It's Sleep Apnea Awareness Month, and specialist Dr. Evan Temkin stopped by Cheddar News to talk about what the condition is and who is most at risk. 
"Sleep apnea is actually a constriction of the airway during sleep, where breathing is interrupted," he said. "Pretty much everybody is at risk."
It affects about 50 percent of the population, he added. 
Temkin stressed the importance of getting tested and treated as soon as possible, as prolonged sleep apnea has "cardiac implications."
"When you're not getting enough oxygen to the vital organs, your heart is going to start pumping harder," he said, which taxes the muscle layers in the heart. 
The most common treatment for sleep apnea is the use of a CPAP machine, which fits over the nose and mouth to ensure adequate airflow while sleeping, but Temkin noted that it's not the only option. 
"One of the big problems with CPAP is compliance," he said. "It's uncomfortable." 
One alternative is what's called an "oral appliance," which treats  sleep apnea by stabilizing the lower jaw and positioning it a few millimeters forward. This can, in many cases, open up the airway, making it easier for people to breathe freely. 

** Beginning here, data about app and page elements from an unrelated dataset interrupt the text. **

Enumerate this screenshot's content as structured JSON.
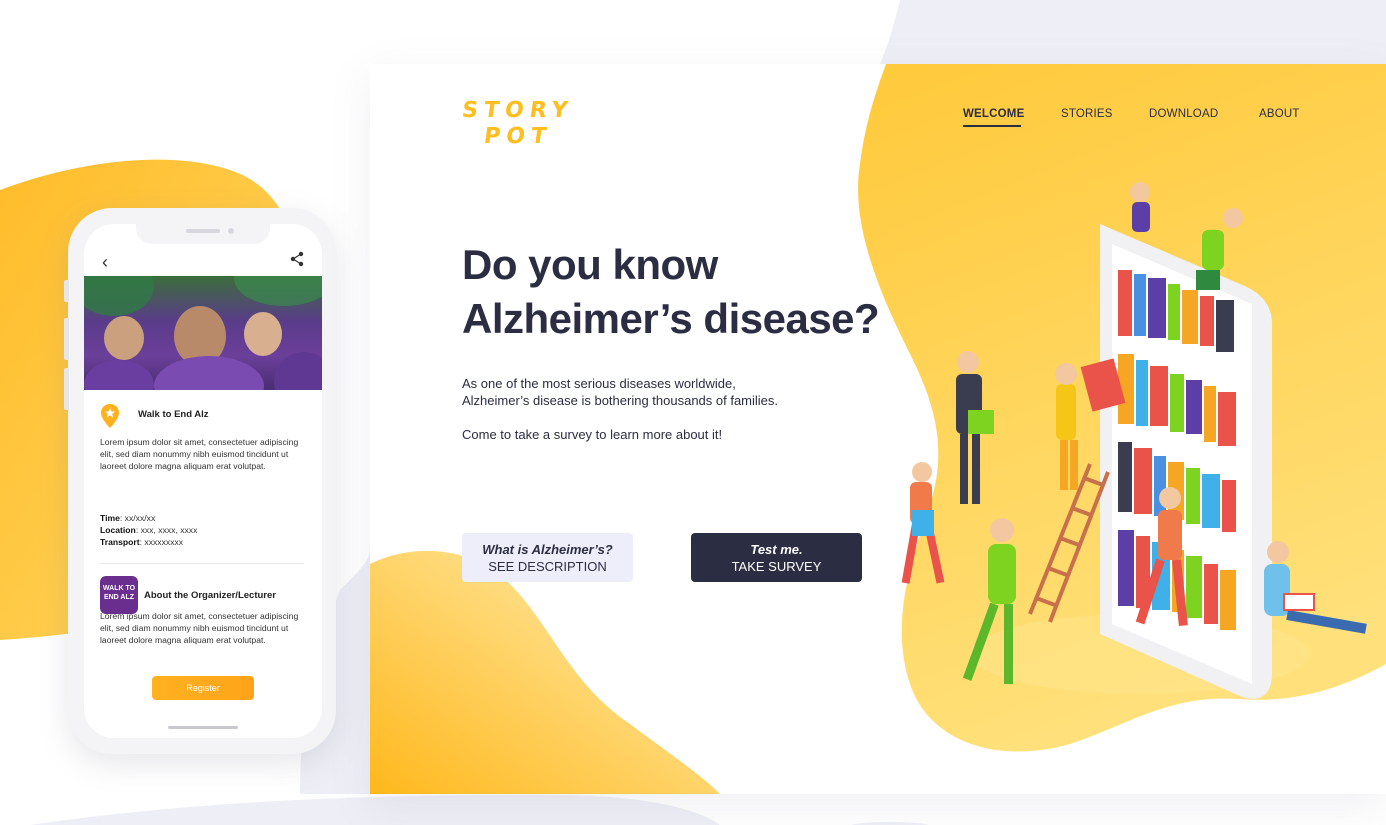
{
  "page": {
    "brand_color": "#ffbe1f",
    "dark_color": "#2b2d42",
    "light_button_color": "#eeeefa"
  },
  "phone": {
    "back_icon": "chevron-left-icon",
    "share_icon": "share-icon",
    "event": {
      "icon": "location-pin-star-icon",
      "title": "Walk to End Alz",
      "description": "Lorem ipsum dolor sit amet, consectetuer adipiscing elit, sed diam nonummy nibh euismod tincidunt ut laoreet dolore magna aliquam erat volutpat.",
      "time_label": "Time",
      "time_value": ": xx/xx/xx",
      "location_label": "Location",
      "location_value": ": xxx, xxxx, xxxx",
      "transport_label": "Transport",
      "transport_value": ": xxxxxxxxx"
    },
    "organizer": {
      "logo_text": "WALK TO END ALZ",
      "title": "About the Organizer/Lecturer",
      "description": "Lorem ipsum dolor sit amet, consectetuer adipiscing elit, sed diam nonummy nibh euismod tincidunt ut laoreet dolore magna aliquam erat volutpat."
    },
    "register_label": "Register"
  },
  "site": {
    "logo": {
      "line1": "STORY",
      "line2": "POT"
    },
    "nav": [
      {
        "label": "WELCOME",
        "active": true
      },
      {
        "label": "STORIES",
        "active": false
      },
      {
        "label": "DOWNLOAD",
        "active": false
      },
      {
        "label": "ABOUT",
        "active": false
      }
    ],
    "headline_line1": "Do you know",
    "headline_line2": "Alzheimer’s disease?",
    "intro_line1": "As one of the most serious diseases worldwide,",
    "intro_line2": "Alzheimer’s disease is bothering thousands of families.",
    "cta_text": "Come to take a survey to learn more about it!",
    "buttons": {
      "description": {
        "emph": "What is Alzheimer’s?",
        "label": "SEE DESCRIPTION"
      },
      "survey": {
        "emph": "Test me.",
        "label": "TAKE SURVEY"
      }
    },
    "illustration_name": "people-with-book-shelf-phone-illustration"
  }
}
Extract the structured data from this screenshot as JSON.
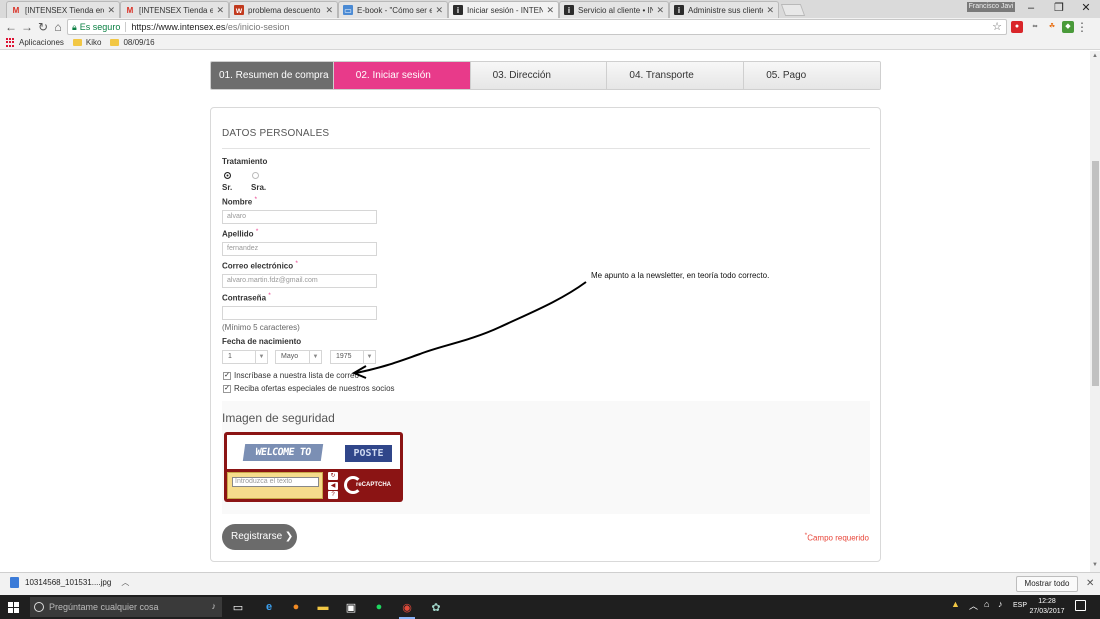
{
  "browser": {
    "tabs": [
      {
        "title": "[INTENSEX Tienda eróti",
        "favicon": "gmail-icon",
        "active": false
      },
      {
        "title": "[INTENSEX Tienda eróti",
        "favicon": "gmail-icon",
        "active": false
      },
      {
        "title": "problema descuento pr",
        "favicon": "forum-icon",
        "active": false
      },
      {
        "title": "E-book - \"Cómo ser el m",
        "favicon": "ebook-icon",
        "active": false
      },
      {
        "title": "Iniciar sesión - INTENSEX",
        "favicon": "intensex-icon",
        "active": true
      },
      {
        "title": "Servicio al cliente • INTE",
        "favicon": "intensex-icon",
        "active": false
      },
      {
        "title": "Administre sus clientes -",
        "favicon": "intensex-icon",
        "active": false
      }
    ],
    "window_user": "Francisco Javi",
    "address": {
      "secure_label": "Es seguro",
      "url_host": "https://www.intensex.es",
      "url_path": "/es/inicio-sesion"
    },
    "bookmarks": [
      {
        "label": "Aplicaciones",
        "icon": "apps-icon"
      },
      {
        "label": "Kiko",
        "icon": "folder-icon"
      },
      {
        "label": "08/09/16",
        "icon": "folder-icon"
      }
    ]
  },
  "checkout": {
    "steps": [
      {
        "label": "01. Resumen de compra",
        "state": "done"
      },
      {
        "label": "02. Iniciar sesión",
        "state": "active"
      },
      {
        "label": "03. Dirección",
        "state": "pending"
      },
      {
        "label": "04. Transporte",
        "state": "pending"
      },
      {
        "label": "05. Pago",
        "state": "pending"
      }
    ]
  },
  "form": {
    "section_title": "DATOS PERSONALES",
    "tratamiento_label": "Tratamiento",
    "tratamiento_options": [
      "Sr.",
      "Sra."
    ],
    "tratamiento_selected": "Sr.",
    "nombre_label": "Nombre",
    "nombre_value": "alvaro",
    "apellido_label": "Apellido",
    "apellido_value": "fernandez",
    "email_label": "Correo electrónico",
    "email_value": "alvaro.martin.fdz@gmail.com",
    "password_label": "Contraseña",
    "password_value": "",
    "password_hint": "(Mínimo 5 caracteres)",
    "birth_label": "Fecha de nacimiento",
    "birth_day": "1",
    "birth_month": "Mayo",
    "birth_year": "1975",
    "required_mark": "*",
    "newsletter_label": "Inscríbase a nuestra lista de correo",
    "newsletter_checked": true,
    "offers_label": "Reciba ofertas especiales de nuestros socios",
    "offers_checked": true,
    "captcha_title": "Imagen de seguridad",
    "captcha_word1": "WELCOME TO",
    "captcha_word2": "POSTE",
    "captcha_placeholder": "Introduzca el texto",
    "captcha_brand": "reCAPTCHA",
    "register_label": "Registrarse",
    "required_note": "Campo requerido"
  },
  "annotation": {
    "text": "Me apunto a la newsletter, en teoría todo correcto."
  },
  "downloads": {
    "file_name": "10314568_101531....jpg",
    "show_all_label": "Mostrar todo"
  },
  "taskbar": {
    "search_placeholder": "Pregúntame cualquier cosa",
    "language": "ESP",
    "time": "12:28",
    "date": "27/03/2017"
  },
  "colors": {
    "accent": "#e83a8a",
    "step_done": "#6d6d6d",
    "required": "#e8463a",
    "recaptcha": "#8b1414"
  }
}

Of course, those experiencing symptoms should see a specialist to see which method is best.